Minerals Make Life

Snappy little video, light on details but, again, snappy. They mention kyanite. I am investigating why they relate it to skyscrapers.

They also point out  beryllium, which the Los Alamos Nation Lab says, “Is applied as a structural material for high-speed aircraft, missiles, spacecraft, and communication satellites.” It is widely considered as a strategic or critical mineral. A hundred years ago, it would have been called a war material.

Berylliym  interests me because I visited the Harding Mine, now known as the Harding Pegmatite Mine in Taos County, New Mexico last year. At one point in the 1950s the Harding Mine was the leading American source of beryllium. Photos and information on how to visit that mine will appear in my book.

The beryl family, by the way, includes gem material  such as aquamarine and emerald. But I am starting to ramble.

The Kelly Mine in Magdalena, New Mexico

Magdalena, New Mexico. Known for Smithsonite, a zinc ore. Beautiful country all around.


A proud rock shop owner known simply as Otero, displays his rough material and his cabs, the findings made by a native woman silversmith.


To know more about Smithsonite, named for the founder of the Smithsonian Institution, watch this video:

Read more about the mine, its small dig fee, directions, and the beautiful town of Magdalena in my upcoming book.

Picture Sandstone: Common and Extraordinary

Rockhounds should look for anything special, not necessarily what they first start out searching for. An intense gold interest may blind a person to something common yet wonderful, right under their feet. Sedimentary rocks and their related formations are a good example.
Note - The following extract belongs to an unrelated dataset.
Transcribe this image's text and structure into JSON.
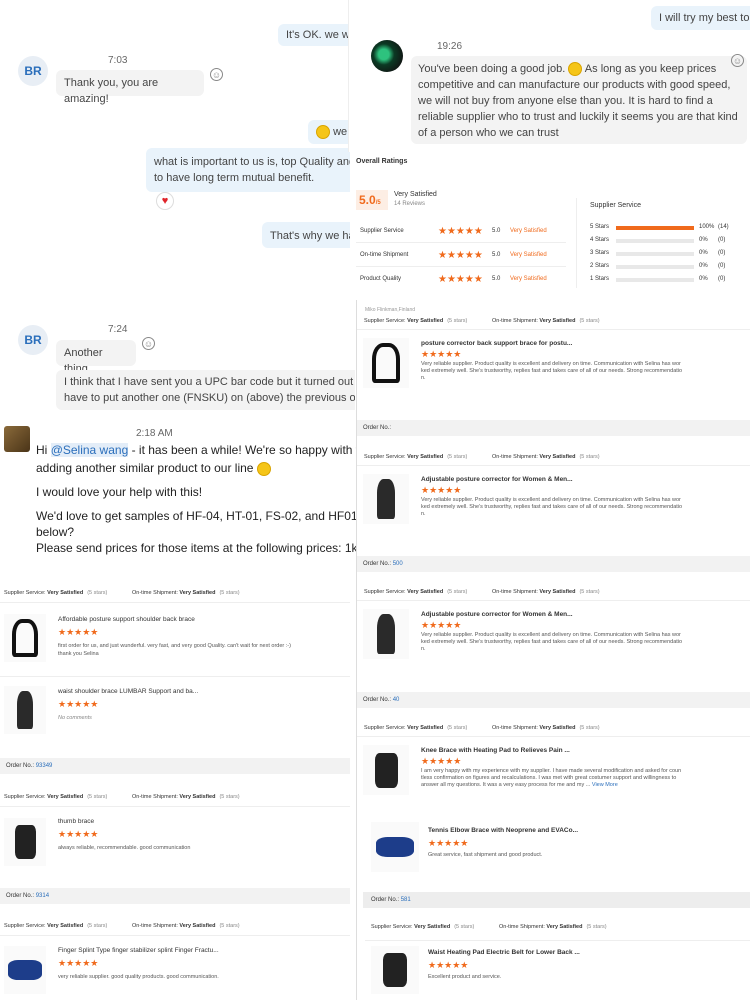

Erik Christiansen and Kenneth Hamblin say that a rock formation is,  “A distinctive body of rock that serves as a convenient unit for study and mapping.” The USGS goes a bit further, writing that, “A rock formation is a body of rock of considerable extent with distinctive characteristics that allow geologists to map, describe, and name it.”  Sedimentary rocks are usually named for the formation they were found in. There are hundreds of sedimentary based formations.

To serve as an example of a sedimentary rock and its related formation for my book, I bought the treated sandstone you see pictured below. It’s about three inches by five. It shows what can be done with a common rock, transforming it into something that rivals fine wood grain in its beauty. Being sandstone, it was assuredly easy to slab it with a rock saw into a square.

The seller’s description reads as follows:

“This is natural sandstone that formed 180 to 220 million years ago by wind and water as part of the geological formation ‘Shinarump.’ The colors and design were induced by a mineral spring containing iron oxides. If you like the unusual and beautiful works of nature, you will enjoy this picture sandstone product. Truly ‘Nature’s most beautiful painting.’ This piece comes from northern Arizona. The design and patterns are natural, its color is achieved by heat treating the stone. This caused the iron oxides found naturally in the stone to react, the richer the iron the deeper the color.”

Wikipedia has this good introduction to the Shinarump conglomerate, which is found throughout the Colorado plateau. You can read it by clicking here.

A New Rockhounding Book

Welcome to a new site promoting a new book coming out in early 2020. The working title is A Beginner’s Guide to Rockhounding and Prospecting in the Southwest.

My name is Thomas Farley and I am a freelance writer living in Las Vegas. A longtime prospector for gold, I have in the last few years developed an interest in all rocks, gems, and minerals.

In my spare time I can be seen roaming the low and high deserts of California and Nevada, looking for agates, fluorescent minerals or uranium ore.

I have five Rock&Gem articles to my credit, so far, and I’ve penned multiple articles for Outdoor California. And an old article on gold for an American Heritage publication.

This site is simply a placeholder for Future Things. Visit my blog for everything I am working on now.

Thanks for visiting!